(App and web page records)
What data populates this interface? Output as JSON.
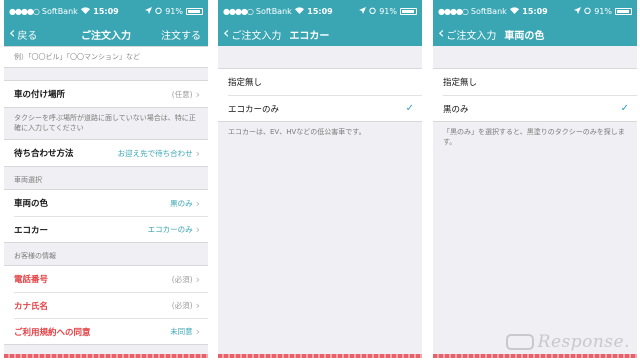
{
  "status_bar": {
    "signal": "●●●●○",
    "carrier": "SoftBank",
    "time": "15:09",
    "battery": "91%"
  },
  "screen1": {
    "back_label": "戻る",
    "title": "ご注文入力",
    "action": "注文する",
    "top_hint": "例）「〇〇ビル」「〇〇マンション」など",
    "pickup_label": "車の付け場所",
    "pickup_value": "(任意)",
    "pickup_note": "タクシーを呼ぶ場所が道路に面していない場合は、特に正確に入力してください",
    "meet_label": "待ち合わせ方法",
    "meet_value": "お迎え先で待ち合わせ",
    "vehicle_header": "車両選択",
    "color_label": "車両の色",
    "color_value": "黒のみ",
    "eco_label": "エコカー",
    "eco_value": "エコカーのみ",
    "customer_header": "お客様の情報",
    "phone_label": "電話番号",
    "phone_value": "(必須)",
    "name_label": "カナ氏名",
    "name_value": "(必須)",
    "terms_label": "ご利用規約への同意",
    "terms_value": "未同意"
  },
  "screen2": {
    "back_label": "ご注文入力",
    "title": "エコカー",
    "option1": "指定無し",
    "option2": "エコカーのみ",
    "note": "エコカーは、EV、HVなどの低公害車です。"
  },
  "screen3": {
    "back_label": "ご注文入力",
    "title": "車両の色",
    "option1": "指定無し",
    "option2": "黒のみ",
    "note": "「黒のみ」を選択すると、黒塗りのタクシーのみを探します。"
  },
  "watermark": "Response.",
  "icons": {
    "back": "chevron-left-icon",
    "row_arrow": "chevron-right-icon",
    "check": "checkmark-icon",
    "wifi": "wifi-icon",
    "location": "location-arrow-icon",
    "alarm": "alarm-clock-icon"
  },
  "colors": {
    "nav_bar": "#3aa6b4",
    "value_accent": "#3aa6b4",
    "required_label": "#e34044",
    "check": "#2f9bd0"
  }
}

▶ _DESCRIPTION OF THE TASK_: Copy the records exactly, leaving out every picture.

▶ _EXERCISE RESPONSE_:
What data populates this interface? Output as JSON.
{
  "status_bar": {
    "signal": "●●●●○",
    "carrier": "SoftBank",
    "time": "15:09",
    "battery": "91%"
  },
  "screen1": {
    "back_label": "戻る",
    "title": "ご注文入力",
    "action": "注文する",
    "top_hint": "例）「〇〇ビル」「〇〇マンション」など",
    "pickup_label": "車の付け場所",
    "pickup_value": "(任意)",
    "pickup_note": "タクシーを呼ぶ場所が道路に面していない場合は、特に正確に入力してください",
    "meet_label": "待ち合わせ方法",
    "meet_value": "お迎え先で待ち合わせ",
    "vehicle_header": "車両選択",
    "color_label": "車両の色",
    "color_value": "黒のみ",
    "eco_label": "エコカー",
    "eco_value": "エコカーのみ",
    "customer_header": "お客様の情報",
    "phone_label": "電話番号",
    "phone_value": "(必須)",
    "name_label": "カナ氏名",
    "name_value": "(必須)",
    "terms_label": "ご利用規約への同意",
    "terms_value": "未同意"
  },
  "screen2": {
    "back_label": "ご注文入力",
    "title": "エコカー",
    "option1": "指定無し",
    "option2": "エコカーのみ",
    "note": "エコカーは、EV、HVなどの低公害車です。"
  },
  "screen3": {
    "back_label": "ご注文入力",
    "title": "車両の色",
    "option1": "指定無し",
    "option2": "黒のみ",
    "note": "「黒のみ」を選択すると、黒塗りのタクシーのみを探します。"
  },
  "watermark": "Response.",
  "icons": {
    "back": "chevron-left-icon",
    "row_arrow": "chevron-right-icon",
    "check": "checkmark-icon",
    "wifi": "wifi-icon",
    "location": "location-arrow-icon",
    "alarm": "alarm-clock-icon"
  },
  "colors": {
    "nav_bar": "#3aa6b4",
    "value_accent": "#3aa6b4",
    "required_label": "#e34044",
    "check": "#2f9bd0"
  }
}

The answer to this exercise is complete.